Jesus was said to be “wrapped in swaddling cloths” when the shepherds came to see him. They probably also wondered what the wrapping contained.
Luke 2:8-12 New King James Version (NKJV)
8 Now there were in the same country shepherds living out in the fields, keeping watch over their flock by night. 9 And behold, an angel of the Lord stood before them, and the glory of the Lord shone around them, and they were greatly afraid. 10 Then the angel said to them, “Do not be afraid, for behold, I bring you good tidings of great joy which will be to all people. 11 For there is born to you this day in the city of David a Savior, who is Christ the Lord.
12 And this will be the sign to you: You will find a Babe wrapped in swaddling cloths, lying in a manger.”
It was common practice in that time to wrap a newborn in strips of cloth. As any good NICU nurse will tell you, swaddling (done now with a blanket) is still a good practice. It restricts the sudden, jerky reflex that newborns have when they are startled and keeps baby warm and feeling secure. In many ways, swaddling replicates the safety and comfort of the womb.
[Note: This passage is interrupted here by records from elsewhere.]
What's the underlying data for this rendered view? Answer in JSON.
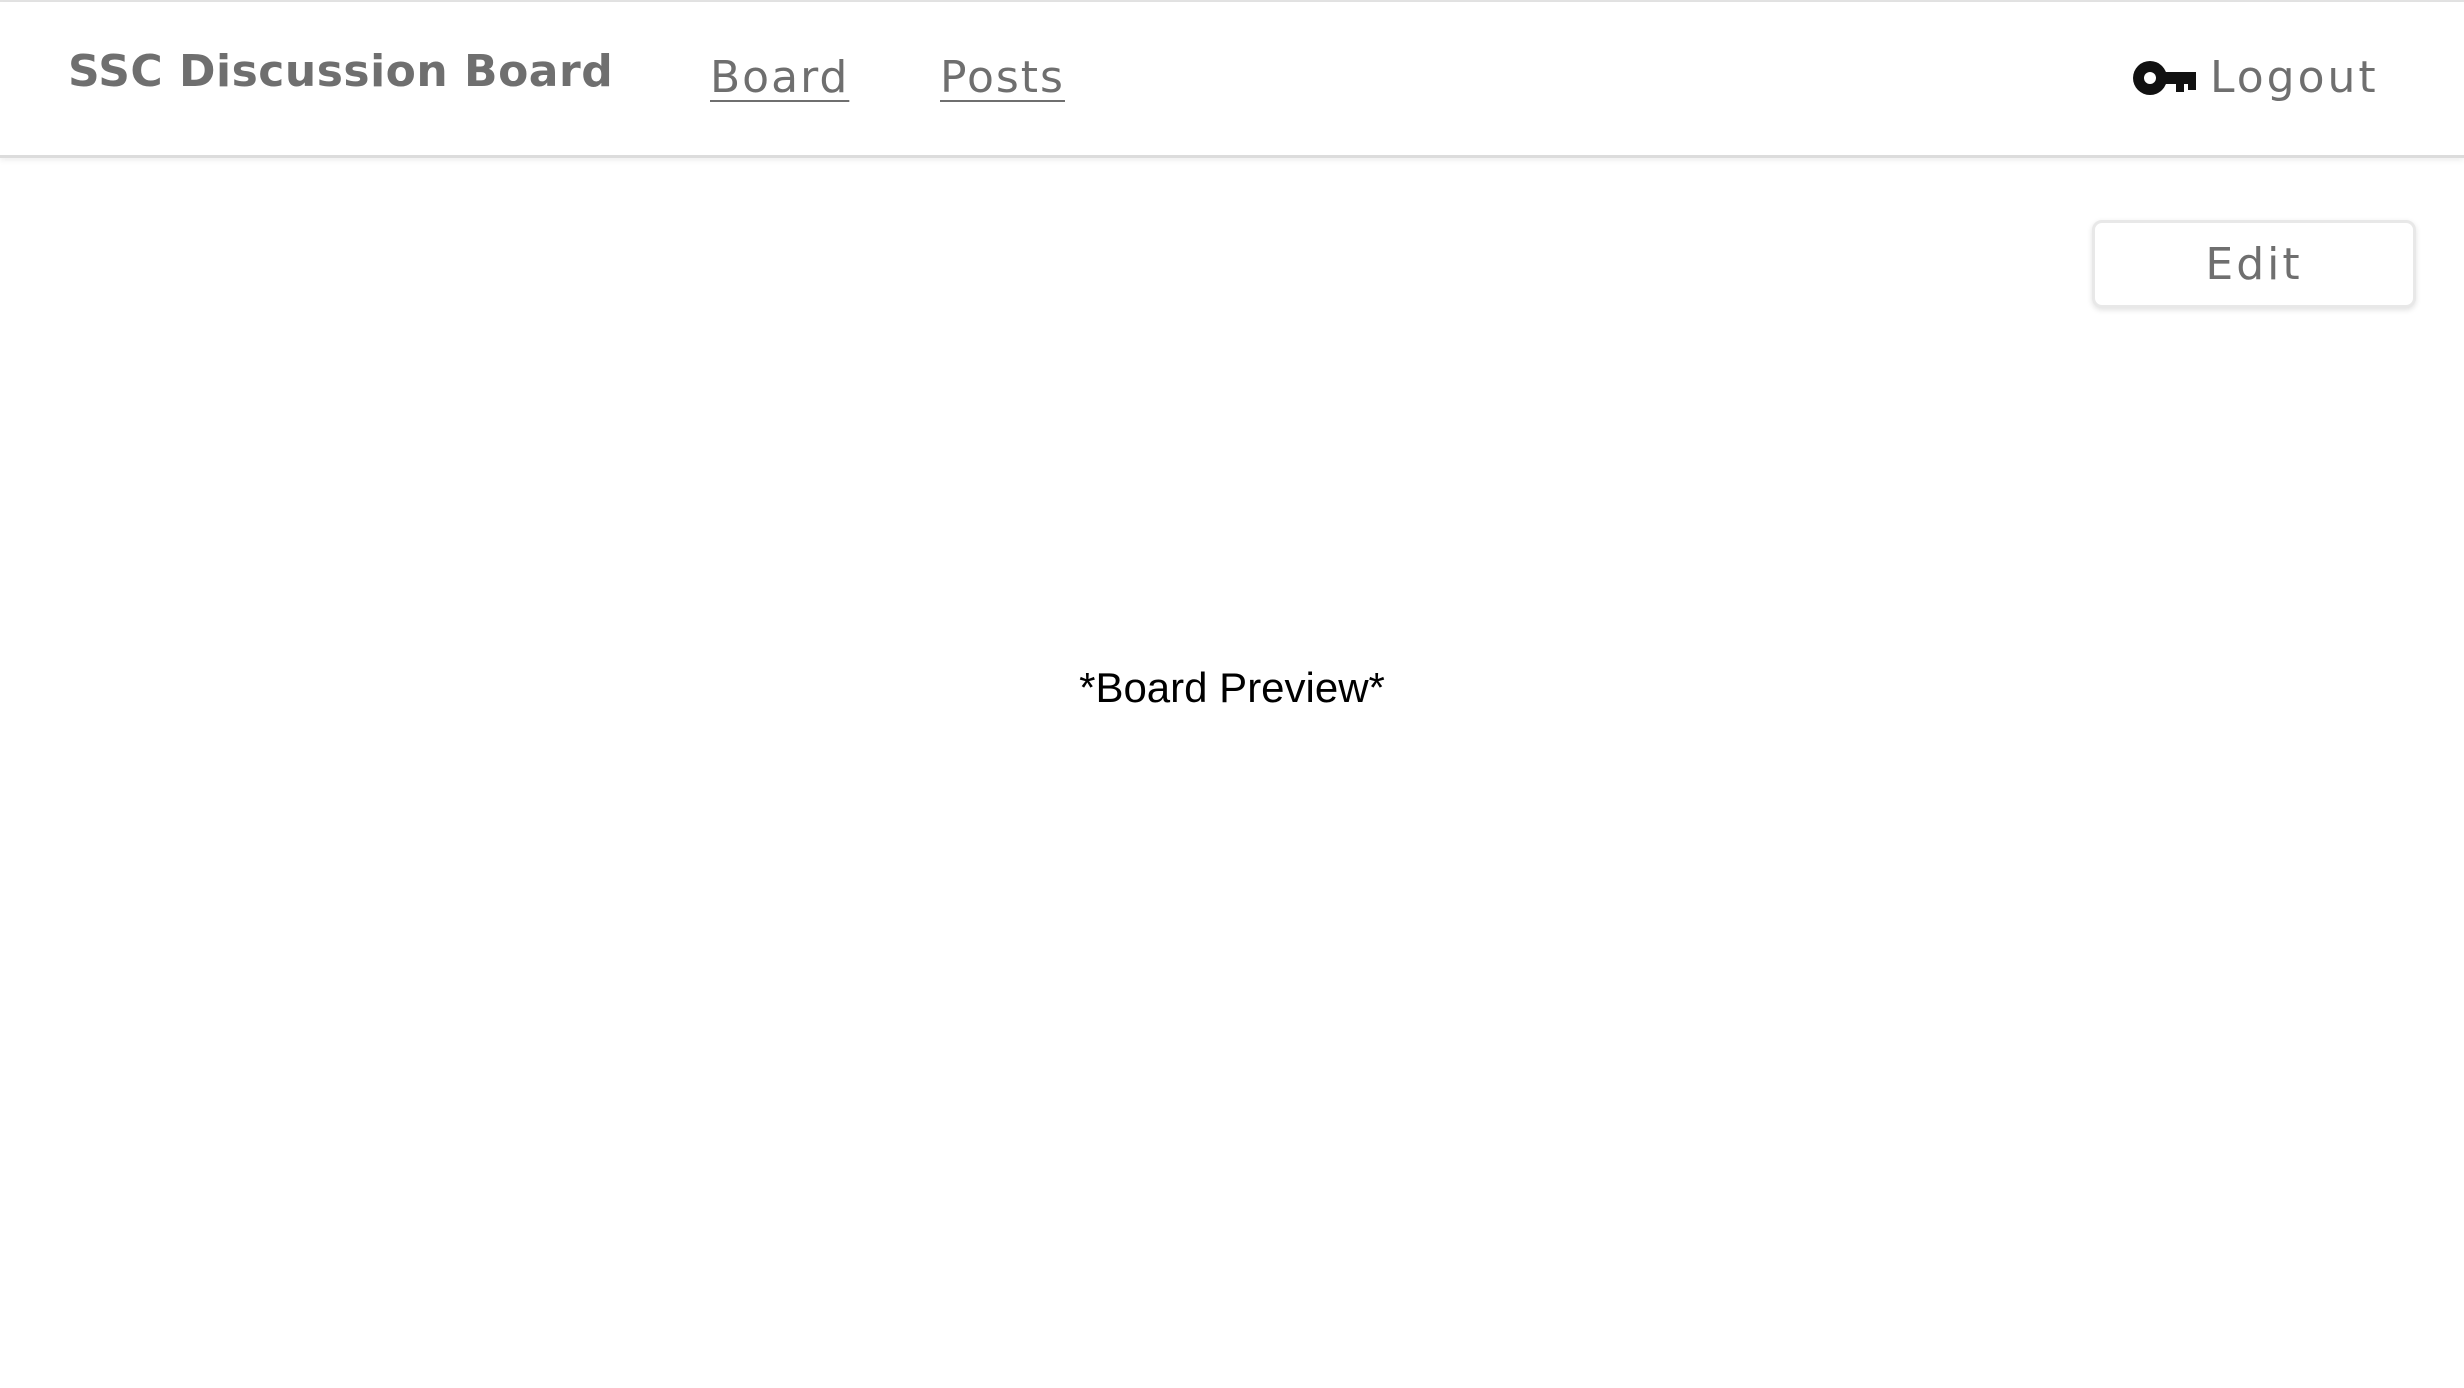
{
  "navbar": {
    "brand": "SSC Discussion Board",
    "links": [
      {
        "label": "Board"
      },
      {
        "label": "Posts"
      }
    ],
    "logout": {
      "icon": "key-icon",
      "label": "Logout"
    }
  },
  "toolbar": {
    "edit_label": "Edit"
  },
  "main": {
    "preview_text": "*Board Preview*"
  },
  "colors": {
    "text_gray": "#6f6f6f",
    "divider": "#dcdcdc",
    "preview_text": "#000000"
  }
}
Jesus, like any other baby, was swaddled. His Christmas wrapping was a gift from his parents, who understood the magnitude of the gift they were wrapping up. Even the shepherds understood that they were experiencing something otherworldly and extraordinary, and they instantly knelt in worship.
It can take a lifetime to unwrap the gift of Jesus. It will take a lifetime of study, prayer, worship, and service to fully realize what we have received. Christmas is an invitation to peek under the wrapping and see what you can see. Do you see what I see? There you will find the Word of God, ready to be held, read, and cherished.
And one last thought…Jesus was wrapped in strips of cloth at both his birth and his burial.
John 19 (NIV)
40 Taking Jesus’ body, the two of them wrapped it, with the spices, in strips of linen. This was in accordance with Jewish burial customs.
And so Jesus’ Christmas wrapping is a reminder that he indeed was born to die…so that you might live. That is the greatest gift you will ever receive.
So open this gift with joy. Open it with a solemn understanding of what you’ve been given. Open it with great abandonment. Open, and receive eternity in all of its glory.
Beautiful Wrappings by Gail Driver